Though the current boom experienced by the sector is expected to last another two or three years, it is no secret that the economy is cyclical and another downturn will follow. However, the next one shouldn’t be as dramatic as the one prompted by the 2008-09 financial crisis, which bodes well for hotels that did recover.
“If you’re a realist, we see growth as cyclical. Every few years we get a dip, then recover and go further. Hopefully the next dip won’t be as severe as the previous one and those who rode it out will continue to survive and get stronger,” said Lionel Benjamin, director of hotels at Topland.
In his view though, the London boom is here to stay as the city can’t grow much more while demand will keep going from strength to strength.
Technology and visibility
Beth Bailey, marketing director of Premier Cottages, pointed to questions over the strength of the recovery, particularly as Germany is growing less quickly than anticipated.

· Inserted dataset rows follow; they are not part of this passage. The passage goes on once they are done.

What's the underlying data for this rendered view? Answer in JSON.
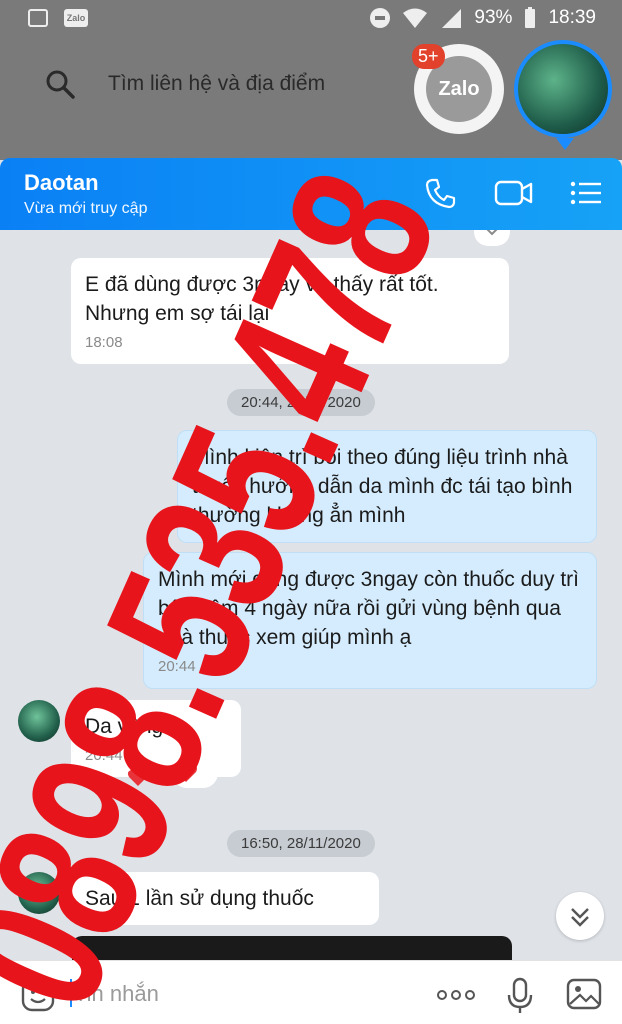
{
  "status_bar": {
    "battery": "93%",
    "time": "18:39",
    "app_mini": "Zalo"
  },
  "search": {
    "placeholder": "Tìm liên hệ và địa điểm"
  },
  "bubble": {
    "app_name": "Zalo",
    "badge": "5+"
  },
  "header": {
    "contact_name": "Daotan",
    "presence": "Vừa mới truy cập"
  },
  "messages": [
    {
      "text": "E đã dùng được 3ngay và thấy rất  tốt. Nhưng em sợ tái lại",
      "time": "18:08"
    },
    {
      "text": "Mình kiên trì bôi theo đúng liệu trình nhà thuốc hướng dẫn da mình đc tái tạo bình thường không ẳn mình"
    },
    {
      "text": "Mình mới dùng được 3ngay còn thuốc duy trì bôi thêm 4 ngày nữa rồi gửi vùng bệnh qua nhà thuốc xem giúp mình ạ",
      "time": "20:44"
    },
    {
      "text": "Da vâng",
      "time": "20:44"
    },
    {
      "text": "Sau 1 lần sử dụng thuốc"
    }
  ],
  "dates": [
    "20:44, 24/11/2020",
    "16:50, 28/11/2020"
  ],
  "composer": {
    "placeholder": "Tin nhắn"
  },
  "watermark": {
    "text": "0898.535.478",
    "color": "#e8141b"
  },
  "colors": {
    "header_start": "#0a80f5",
    "header_end": "#16a2f6",
    "outgoing_bg": "#d4ecfd",
    "badge": "#e2412b"
  }
}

“The critical thing is to make yourself as visible as possible. Googling independent hotels last night I was surprised to see that 90 per cent of the ones I looked at didn’t have mobile-responsive websites, which is massively significant for bookings. If people can’t see you, they won’t buy your product, no matter how fantastic it is,” she explained.
For Nik Gupta, director of hotels and car hires at metasearch site Skyscanner, the recovery has created growth opportunities, but it’s 'very fragile'.
“With what’s happening in the Middle East and Caucasus, all it takes is one little push to slide back into recession. You’ve got to start protecting assets, look at technology and ensure that you control it and do what you can do best. Your website is your window to the world,” he advised, pointing out that by ensuring daily changing content, adding reviews to hotel websites is an important SEO driver.
Although the mid-market is most at risk during recessions, the luxury segment has shown particular resilience.
“Every time we’ve had recessions or geopolitical issues, hotels in the luxury market have recovered within only 18 months,” said Paul Kerr, chief executive of Small Luxury Hotels of the World.
And in London, recovery time is even shorter, as Benjamin remembered. “London recovered in less than 18 months after 9/11 and 7/07. We took a blip but recovered very quickly.”
According to Benjamin, pricing still has room for growth. Across Topland’s mid-market portfolio in the provinces, average daily rate (ADR) stands at around £65, which he believes can be improved with revenue management systems, web exposure and marketing, but also by factoring in secondary revenue such as food and beverages or spa treatments.
Gupta explained that though rates are almost at the same level they were in 2006, costs have gone up, creating a drop in profitability.
“Distribution is going to be key, and that’s where independents will have a challenge compared to brands. They also need to embrace technology and go mobile. 89 per cent of users start their search on one platform and complete their booking on another platform, so you need to ensure that your users get the same experience across all platforms,” he said.